EXERCISE | List every line in this data where the string "them" occurs.

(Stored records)
★ ★ ★ ★ ★

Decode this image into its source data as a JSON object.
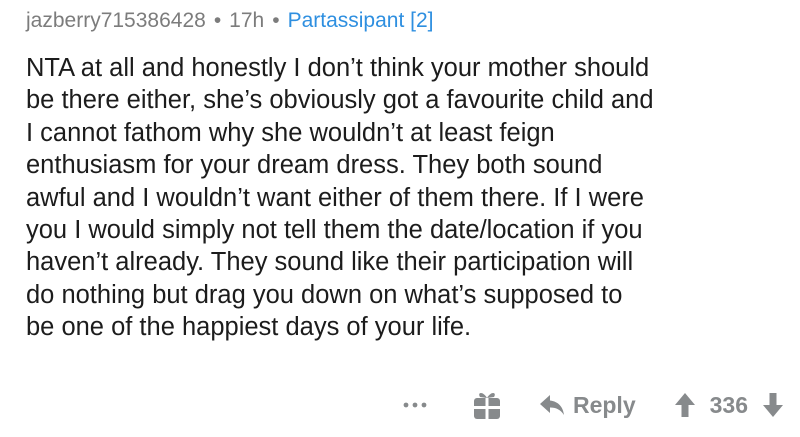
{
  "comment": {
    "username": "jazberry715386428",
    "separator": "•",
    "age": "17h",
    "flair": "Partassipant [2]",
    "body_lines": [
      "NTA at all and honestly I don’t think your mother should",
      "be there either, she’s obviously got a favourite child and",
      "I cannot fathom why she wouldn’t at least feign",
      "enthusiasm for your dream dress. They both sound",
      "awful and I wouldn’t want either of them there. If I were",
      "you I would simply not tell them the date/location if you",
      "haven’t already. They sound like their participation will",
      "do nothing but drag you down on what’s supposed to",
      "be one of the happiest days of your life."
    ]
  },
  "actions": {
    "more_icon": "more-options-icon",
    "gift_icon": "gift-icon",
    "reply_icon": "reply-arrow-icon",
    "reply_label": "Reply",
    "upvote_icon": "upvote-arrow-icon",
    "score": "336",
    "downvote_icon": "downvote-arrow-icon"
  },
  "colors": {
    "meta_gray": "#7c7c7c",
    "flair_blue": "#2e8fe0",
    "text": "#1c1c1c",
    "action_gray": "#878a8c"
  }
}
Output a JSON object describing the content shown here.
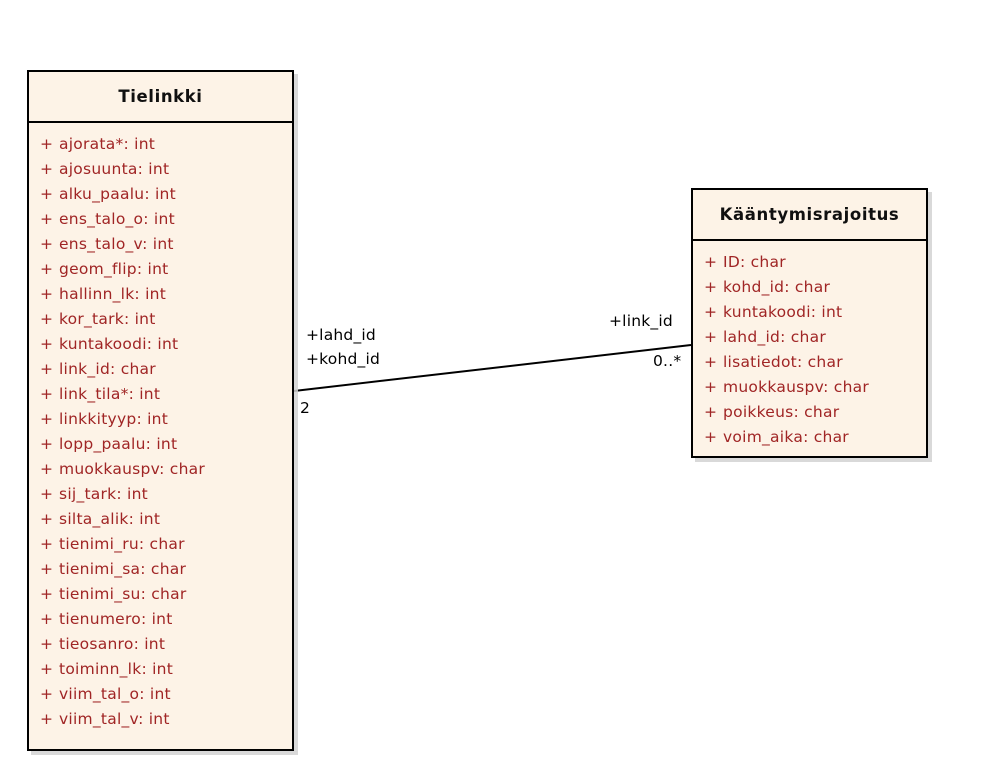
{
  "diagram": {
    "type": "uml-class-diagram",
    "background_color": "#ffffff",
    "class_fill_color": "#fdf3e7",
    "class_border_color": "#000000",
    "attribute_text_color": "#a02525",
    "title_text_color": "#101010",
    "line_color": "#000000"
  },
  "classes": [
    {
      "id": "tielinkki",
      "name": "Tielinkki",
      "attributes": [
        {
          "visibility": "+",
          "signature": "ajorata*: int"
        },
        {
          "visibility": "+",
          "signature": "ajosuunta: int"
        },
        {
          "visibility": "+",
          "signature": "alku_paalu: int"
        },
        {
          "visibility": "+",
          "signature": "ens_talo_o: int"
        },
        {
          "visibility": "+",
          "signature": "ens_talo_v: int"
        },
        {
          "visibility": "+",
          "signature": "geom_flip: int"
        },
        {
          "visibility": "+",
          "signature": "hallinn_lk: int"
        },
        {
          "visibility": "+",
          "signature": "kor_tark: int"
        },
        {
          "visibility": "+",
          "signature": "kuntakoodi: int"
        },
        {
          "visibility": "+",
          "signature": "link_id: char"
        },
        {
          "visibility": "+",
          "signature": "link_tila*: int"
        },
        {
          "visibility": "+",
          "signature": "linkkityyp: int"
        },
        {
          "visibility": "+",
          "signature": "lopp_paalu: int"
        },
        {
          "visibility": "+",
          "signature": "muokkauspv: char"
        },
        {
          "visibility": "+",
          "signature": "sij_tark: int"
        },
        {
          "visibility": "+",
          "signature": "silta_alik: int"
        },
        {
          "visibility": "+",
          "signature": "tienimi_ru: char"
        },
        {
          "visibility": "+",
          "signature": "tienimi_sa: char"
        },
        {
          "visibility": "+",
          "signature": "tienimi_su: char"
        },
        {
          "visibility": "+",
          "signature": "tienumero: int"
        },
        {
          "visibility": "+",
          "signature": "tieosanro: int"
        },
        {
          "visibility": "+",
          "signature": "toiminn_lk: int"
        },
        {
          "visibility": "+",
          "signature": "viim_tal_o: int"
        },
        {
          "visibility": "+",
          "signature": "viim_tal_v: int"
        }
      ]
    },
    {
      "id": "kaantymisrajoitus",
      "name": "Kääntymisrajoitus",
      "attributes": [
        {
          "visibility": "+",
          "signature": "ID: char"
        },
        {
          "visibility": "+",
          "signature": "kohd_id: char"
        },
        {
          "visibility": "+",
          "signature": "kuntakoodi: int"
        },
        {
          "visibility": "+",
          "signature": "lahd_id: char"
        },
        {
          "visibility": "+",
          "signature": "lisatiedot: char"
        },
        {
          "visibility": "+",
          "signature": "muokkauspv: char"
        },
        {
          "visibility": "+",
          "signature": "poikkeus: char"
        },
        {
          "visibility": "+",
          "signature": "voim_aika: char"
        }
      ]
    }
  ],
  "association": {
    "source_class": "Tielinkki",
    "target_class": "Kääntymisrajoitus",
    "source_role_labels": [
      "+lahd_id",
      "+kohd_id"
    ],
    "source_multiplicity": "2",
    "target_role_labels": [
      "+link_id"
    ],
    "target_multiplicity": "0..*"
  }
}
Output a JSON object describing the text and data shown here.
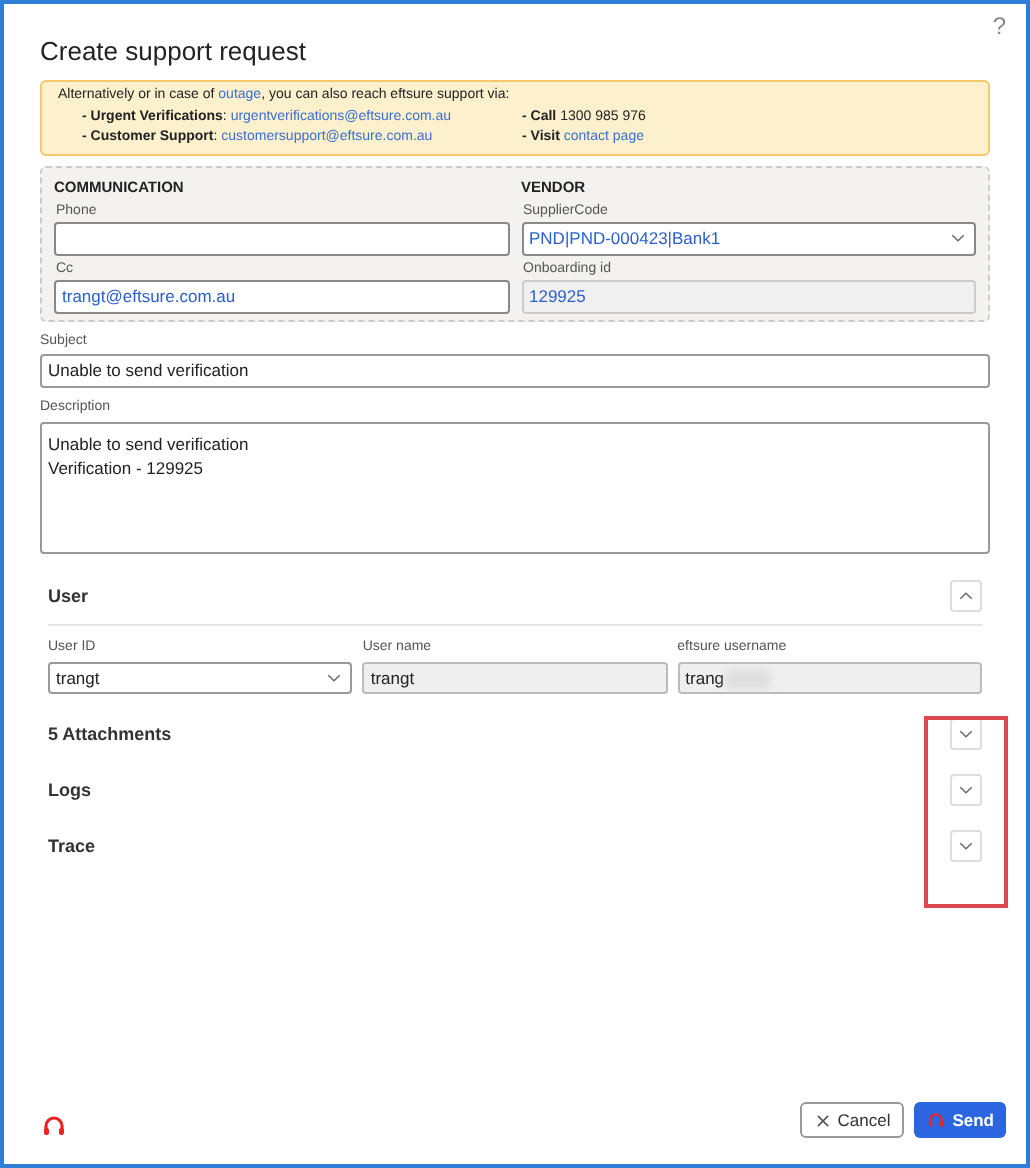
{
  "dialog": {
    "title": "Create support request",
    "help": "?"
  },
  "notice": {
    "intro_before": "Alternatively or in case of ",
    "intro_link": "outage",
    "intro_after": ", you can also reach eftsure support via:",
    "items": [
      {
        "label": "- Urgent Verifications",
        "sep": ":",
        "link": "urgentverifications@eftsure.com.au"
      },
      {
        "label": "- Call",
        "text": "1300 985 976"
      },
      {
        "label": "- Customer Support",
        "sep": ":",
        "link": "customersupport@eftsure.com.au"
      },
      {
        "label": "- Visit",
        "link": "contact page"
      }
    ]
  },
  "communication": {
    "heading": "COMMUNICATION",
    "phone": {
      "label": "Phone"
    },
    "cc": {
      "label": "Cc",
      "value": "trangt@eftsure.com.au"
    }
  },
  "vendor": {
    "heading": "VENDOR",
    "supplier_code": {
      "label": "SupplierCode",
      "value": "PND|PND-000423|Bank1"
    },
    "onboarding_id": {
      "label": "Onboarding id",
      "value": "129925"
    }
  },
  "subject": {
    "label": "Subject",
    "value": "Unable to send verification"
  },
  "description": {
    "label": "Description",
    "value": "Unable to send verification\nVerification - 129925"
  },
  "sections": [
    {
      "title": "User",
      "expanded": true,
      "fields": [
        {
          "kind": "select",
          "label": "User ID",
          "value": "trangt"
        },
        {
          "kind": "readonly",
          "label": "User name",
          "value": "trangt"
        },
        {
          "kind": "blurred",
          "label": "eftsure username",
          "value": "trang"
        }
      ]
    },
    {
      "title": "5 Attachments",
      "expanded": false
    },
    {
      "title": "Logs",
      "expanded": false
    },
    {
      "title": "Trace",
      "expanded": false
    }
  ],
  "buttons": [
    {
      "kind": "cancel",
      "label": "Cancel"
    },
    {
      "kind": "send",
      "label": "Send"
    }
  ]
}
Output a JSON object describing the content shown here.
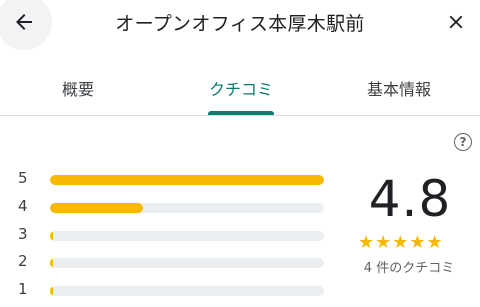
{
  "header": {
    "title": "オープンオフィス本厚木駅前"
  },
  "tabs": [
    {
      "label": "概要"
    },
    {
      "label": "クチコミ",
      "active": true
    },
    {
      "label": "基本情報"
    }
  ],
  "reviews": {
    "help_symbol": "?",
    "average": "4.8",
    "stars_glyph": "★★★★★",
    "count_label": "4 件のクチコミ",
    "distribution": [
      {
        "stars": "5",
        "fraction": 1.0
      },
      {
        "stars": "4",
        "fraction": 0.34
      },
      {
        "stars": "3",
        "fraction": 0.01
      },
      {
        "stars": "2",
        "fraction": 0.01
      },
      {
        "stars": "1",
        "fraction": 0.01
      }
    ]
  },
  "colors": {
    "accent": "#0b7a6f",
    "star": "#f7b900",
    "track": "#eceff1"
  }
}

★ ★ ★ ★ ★

RESPONSE BOX |
      "awful and I wouldn’t want either of them there. If I were",
      "you I would simply not tell them the date/location if you",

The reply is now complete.